§ ABOUT THIS TASK: Copy each of the records exactly.

---------------

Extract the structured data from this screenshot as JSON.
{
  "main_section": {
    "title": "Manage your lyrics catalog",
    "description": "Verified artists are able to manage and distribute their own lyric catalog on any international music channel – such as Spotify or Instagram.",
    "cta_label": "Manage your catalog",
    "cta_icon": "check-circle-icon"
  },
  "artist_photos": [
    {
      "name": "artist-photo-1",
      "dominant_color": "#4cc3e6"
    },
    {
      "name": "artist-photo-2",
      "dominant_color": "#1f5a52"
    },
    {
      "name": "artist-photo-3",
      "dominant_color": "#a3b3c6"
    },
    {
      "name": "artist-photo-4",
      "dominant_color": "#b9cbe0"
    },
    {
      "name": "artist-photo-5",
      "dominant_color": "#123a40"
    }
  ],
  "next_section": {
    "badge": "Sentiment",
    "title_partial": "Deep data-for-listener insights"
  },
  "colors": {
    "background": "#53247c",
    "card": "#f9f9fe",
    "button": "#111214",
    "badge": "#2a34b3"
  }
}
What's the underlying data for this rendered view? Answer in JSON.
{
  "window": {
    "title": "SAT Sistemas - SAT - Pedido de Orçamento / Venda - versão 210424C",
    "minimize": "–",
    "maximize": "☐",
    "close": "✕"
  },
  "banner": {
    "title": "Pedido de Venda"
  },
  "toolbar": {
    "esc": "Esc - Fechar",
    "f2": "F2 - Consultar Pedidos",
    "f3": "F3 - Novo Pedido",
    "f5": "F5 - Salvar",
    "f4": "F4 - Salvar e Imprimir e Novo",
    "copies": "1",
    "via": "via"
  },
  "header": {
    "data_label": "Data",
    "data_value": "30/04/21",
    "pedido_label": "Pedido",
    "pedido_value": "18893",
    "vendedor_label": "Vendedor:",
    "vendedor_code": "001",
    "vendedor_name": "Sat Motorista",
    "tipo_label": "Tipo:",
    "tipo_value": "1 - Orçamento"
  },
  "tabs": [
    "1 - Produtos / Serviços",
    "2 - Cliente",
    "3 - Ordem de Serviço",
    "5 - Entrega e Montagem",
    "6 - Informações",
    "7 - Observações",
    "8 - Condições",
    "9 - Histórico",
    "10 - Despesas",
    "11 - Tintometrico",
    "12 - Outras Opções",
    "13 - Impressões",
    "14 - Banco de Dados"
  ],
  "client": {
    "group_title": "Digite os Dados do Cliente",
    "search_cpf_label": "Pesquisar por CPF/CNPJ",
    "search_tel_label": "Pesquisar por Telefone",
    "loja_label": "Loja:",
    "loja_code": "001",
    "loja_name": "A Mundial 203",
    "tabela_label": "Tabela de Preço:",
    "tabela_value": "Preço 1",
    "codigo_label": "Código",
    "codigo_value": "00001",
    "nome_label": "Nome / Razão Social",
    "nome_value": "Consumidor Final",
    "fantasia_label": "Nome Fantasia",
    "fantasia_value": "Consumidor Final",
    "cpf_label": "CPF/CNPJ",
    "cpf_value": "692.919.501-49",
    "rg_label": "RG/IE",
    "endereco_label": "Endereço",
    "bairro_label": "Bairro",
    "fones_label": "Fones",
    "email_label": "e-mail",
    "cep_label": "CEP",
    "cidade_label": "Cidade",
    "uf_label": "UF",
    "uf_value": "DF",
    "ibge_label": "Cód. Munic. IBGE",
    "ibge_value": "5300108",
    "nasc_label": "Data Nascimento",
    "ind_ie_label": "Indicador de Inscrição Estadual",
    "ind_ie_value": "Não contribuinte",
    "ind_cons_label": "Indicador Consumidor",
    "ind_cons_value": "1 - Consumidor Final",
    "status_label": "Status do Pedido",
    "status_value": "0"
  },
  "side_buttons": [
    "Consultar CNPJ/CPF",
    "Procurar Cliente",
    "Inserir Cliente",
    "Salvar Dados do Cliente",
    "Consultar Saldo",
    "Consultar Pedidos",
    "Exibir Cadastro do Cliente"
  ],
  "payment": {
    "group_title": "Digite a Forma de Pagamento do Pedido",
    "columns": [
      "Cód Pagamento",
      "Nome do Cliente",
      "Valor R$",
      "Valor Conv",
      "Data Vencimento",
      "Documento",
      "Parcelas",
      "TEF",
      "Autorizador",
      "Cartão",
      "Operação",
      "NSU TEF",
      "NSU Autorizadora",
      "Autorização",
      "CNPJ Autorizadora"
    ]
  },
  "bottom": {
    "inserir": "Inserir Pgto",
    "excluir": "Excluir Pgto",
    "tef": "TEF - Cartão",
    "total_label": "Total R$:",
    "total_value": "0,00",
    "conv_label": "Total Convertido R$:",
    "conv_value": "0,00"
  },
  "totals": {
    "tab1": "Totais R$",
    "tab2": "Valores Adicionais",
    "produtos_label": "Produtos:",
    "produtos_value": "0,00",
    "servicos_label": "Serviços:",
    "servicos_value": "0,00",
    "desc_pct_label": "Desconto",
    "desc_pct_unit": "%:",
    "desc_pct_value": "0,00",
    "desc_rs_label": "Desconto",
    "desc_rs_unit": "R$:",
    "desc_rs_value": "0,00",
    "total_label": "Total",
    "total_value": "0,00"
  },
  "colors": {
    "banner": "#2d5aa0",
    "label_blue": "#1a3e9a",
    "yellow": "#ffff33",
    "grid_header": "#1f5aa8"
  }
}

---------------

§ EXPECTED OUTPUT:
Extract the structured data from this screenshot as JSON.
{
  "main_section": {
    "title": "Manage your lyrics catalog",
    "description": "Verified artists are able to manage and distribute their own lyric catalog on any international music channel – such as Spotify or Instagram.",
    "cta_label": "Manage your catalog",
    "cta_icon": "check-circle-icon"
  },
  "artist_photos": [
    {
      "name": "artist-photo-1",
      "dominant_color": "#4cc3e6"
    },
    {
      "name": "artist-photo-2",
      "dominant_color": "#1f5a52"
    },
    {
      "name": "artist-photo-3",
      "dominant_color": "#a3b3c6"
    },
    {
      "name": "artist-photo-4",
      "dominant_color": "#b9cbe0"
    },
    {
      "name": "artist-photo-5",
      "dominant_color": "#123a40"
    }
  ],
  "next_section": {
    "badge": "Sentiment",
    "title_partial": "Deep data-for-listener insights"
  },
  "colors": {
    "background": "#53247c",
    "card": "#f9f9fe",
    "button": "#111214",
    "badge": "#2a34b3"
  }
}
What's the underlying data for this rendered view? Answer in JSON.
{
  "window": {
    "title": "SAT Sistemas - SAT - Pedido de Orçamento / Venda - versão 210424C",
    "minimize": "–",
    "maximize": "☐",
    "close": "✕"
  },
  "banner": {
    "title": "Pedido de Venda"
  },
  "toolbar": {
    "esc": "Esc - Fechar",
    "f2": "F2 - Consultar Pedidos",
    "f3": "F3 - Novo Pedido",
    "f5": "F5 - Salvar",
    "f4": "F4 - Salvar e Imprimir e Novo",
    "copies": "1",
    "via": "via"
  },
  "header": {
    "data_label": "Data",
    "data_value": "30/04/21",
    "pedido_label": "Pedido",
    "pedido_value": "18893",
    "vendedor_label": "Vendedor:",
    "vendedor_code": "001",
    "vendedor_name": "Sat Motorista",
    "tipo_label": "Tipo:",
    "tipo_value": "1 - Orçamento"
  },
  "tabs": [
    "1 - Produtos / Serviços",
    "2 - Cliente",
    "3 - Ordem de Serviço",
    "5 - Entrega e Montagem",
    "6 - Informações",
    "7 - Observações",
    "8 - Condições",
    "9 - Histórico",
    "10 - Despesas",
    "11 - Tintometrico",
    "12 - Outras Opções",
    "13 - Impressões",
    "14 - Banco de Dados"
  ],
  "client": {
    "group_title": "Digite os Dados do Cliente",
    "search_cpf_label": "Pesquisar por CPF/CNPJ",
    "search_tel_label": "Pesquisar por Telefone",
    "loja_label": "Loja:",
    "loja_code": "001",
    "loja_name": "A Mundial 203",
    "tabela_label": "Tabela de Preço:",
    "tabela_value": "Preço 1",
    "codigo_label": "Código",
    "codigo_value": "00001",
    "nome_label": "Nome / Razão Social",
    "nome_value": "Consumidor Final",
    "fantasia_label": "Nome Fantasia",
    "fantasia_value": "Consumidor Final",
    "cpf_label": "CPF/CNPJ",
    "cpf_value": "692.919.501-49",
    "rg_label": "RG/IE",
    "endereco_label": "Endereço",
    "bairro_label": "Bairro",
    "fones_label": "Fones",
    "email_label": "e-mail",
    "cep_label": "CEP",
    "cidade_label": "Cidade",
    "uf_label": "UF",
    "uf_value": "DF",
    "ibge_label": "Cód. Munic. IBGE",
    "ibge_value": "5300108",
    "nasc_label": "Data Nascimento",
    "ind_ie_label": "Indicador de Inscrição Estadual",
    "ind_ie_value": "Não contribuinte",
    "ind_cons_label": "Indicador Consumidor",
    "ind_cons_value": "1 - Consumidor Final",
    "status_label": "Status do Pedido",
    "status_value": "0"
  },
  "side_buttons": [
    "Consultar CNPJ/CPF",
    "Procurar Cliente",
    "Inserir Cliente",
    "Salvar Dados do Cliente",
    "Consultar Saldo",
    "Consultar Pedidos",
    "Exibir Cadastro do Cliente"
  ],
  "payment": {
    "group_title": "Digite a Forma de Pagamento do Pedido",
    "columns": [
      "Cód Pagamento",
      "Nome do Cliente",
      "Valor R$",
      "Valor Conv",
      "Data Vencimento",
      "Documento",
      "Parcelas",
      "TEF",
      "Autorizador",
      "Cartão",
      "Operação",
      "NSU TEF",
      "NSU Autorizadora",
      "Autorização",
      "CNPJ Autorizadora"
    ]
  },
  "bottom": {
    "inserir": "Inserir Pgto",
    "excluir": "Excluir Pgto",
    "tef": "TEF - Cartão",
    "total_label": "Total R$:",
    "total_value": "0,00",
    "conv_label": "Total Convertido R$:",
    "conv_value": "0,00"
  },
  "totals": {
    "tab1": "Totais R$",
    "tab2": "Valores Adicionais",
    "produtos_label": "Produtos:",
    "produtos_value": "0,00",
    "servicos_label": "Serviços:",
    "servicos_value": "0,00",
    "desc_pct_label": "Desconto",
    "desc_pct_unit": "%:",
    "desc_pct_value": "0,00",
    "desc_rs_label": "Desconto",
    "desc_rs_unit": "R$:",
    "desc_rs_value": "0,00",
    "total_label": "Total",
    "total_value": "0,00"
  },
  "colors": {
    "banner": "#2d5aa0",
    "label_blue": "#1a3e9a",
    "yellow": "#ffff33",
    "grid_header": "#1f5aa8"
  }
}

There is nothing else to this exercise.